Even if you’re not best buds with your teammates, you need to learn how to get along on the field, because how well the players work together is a factor in any team’s success. One place where teams are tying up this always-important skill is on a ropes course.
Also known as a challenge course, a ropes course is “a series of fixed events that a person or team has to complete together,” explains Sylvia Dresser, executive director of the Association for Challenge Course Technology.
Of the two types of challenges—low and high courses—low courses are ideal for teams whose members need to become better acquainted with each other and learn how to work together. Activities for this type of course are low to the ground, and, Dresser says, “[they usually] have a particular scenario or metaphor attached to them, [as] the group [works] together to solve the problem.”
For example, the Spider Web requires group members to pass each other through holes in accordance with rules laid out by the course. “There [can be] a minimum of seven people actively involved in passing everyone through a hole, [while] other people encourage or spot those who are engaged,” Dresser says.
Noting that her college coach started each season with a ropes course challenge, Angie Akers, an AVP pro beach volleyball player and former University of Notre Dame standout, says, “[They] were always just so much fun and awesome, because you have to problem solve and do physical challenges, and I think [they] are a great way to bring everyone together.”
Another type of challenge is posed by high courses, usually built between 25 and 50 feet off the ground on utility poles, trees or in the rafters of a building. According to Dresser, although many high course challenges seem solitary—like the Burma Bridge, which requires you to walk on a cable suspended in the air, with cable rails along the sides—they do require support, trust and encouragement from your teammates. “The high elements tend to be a bit more individual,” she says, “but there is always somebody else involved, either on the other end of your belay rope holding you up and protecting your fall, or giving you directions and encouraging you.”

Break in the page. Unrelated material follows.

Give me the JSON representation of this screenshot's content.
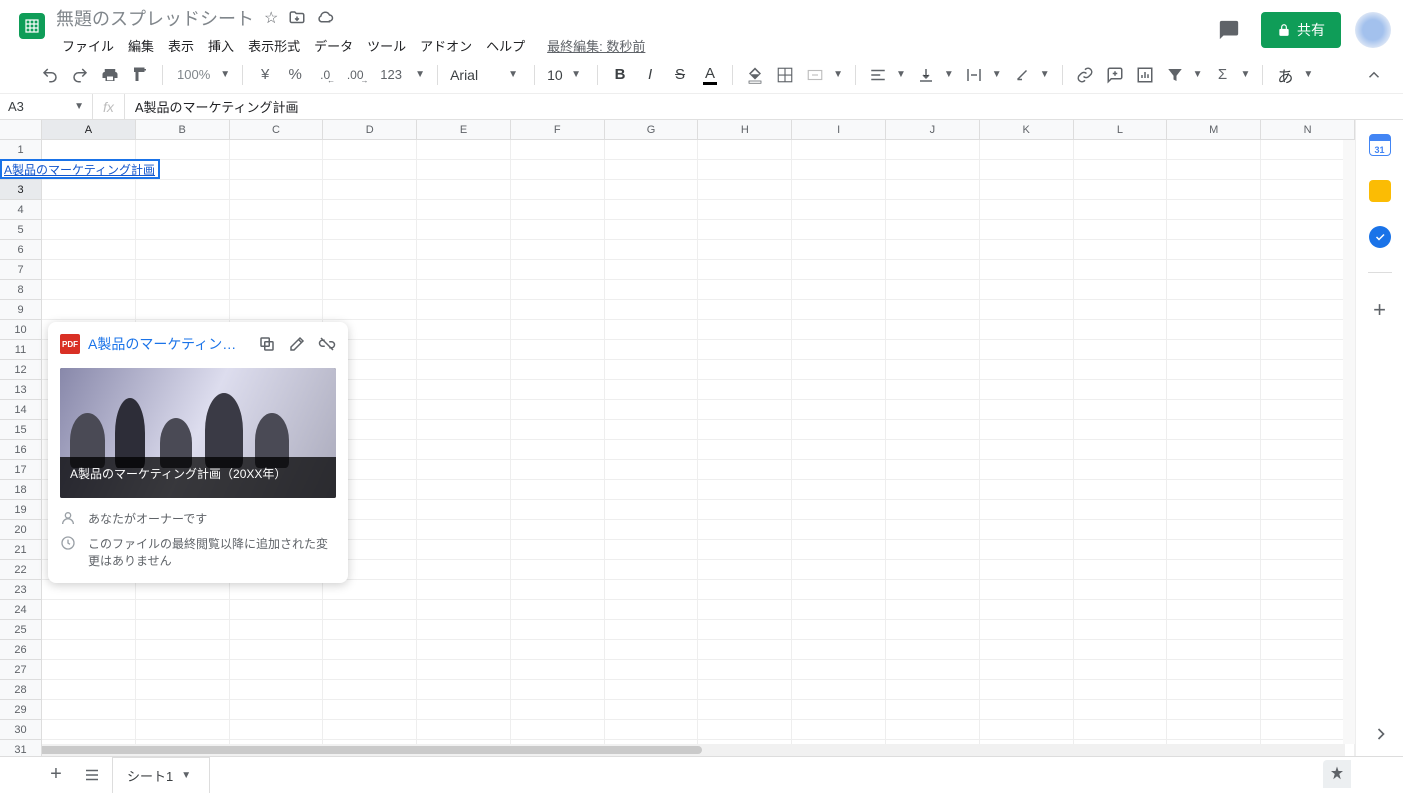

If you can stomach the height, high courses are great for sports that are partner-oriented, such as tennis doubles, swim or track relays or quarterback/wide receiver combos.
To find a ropes course in your area, search “challenge course” or “ropes course” online. Courses charge for teams to participate, but costs vary depending on location and type of course.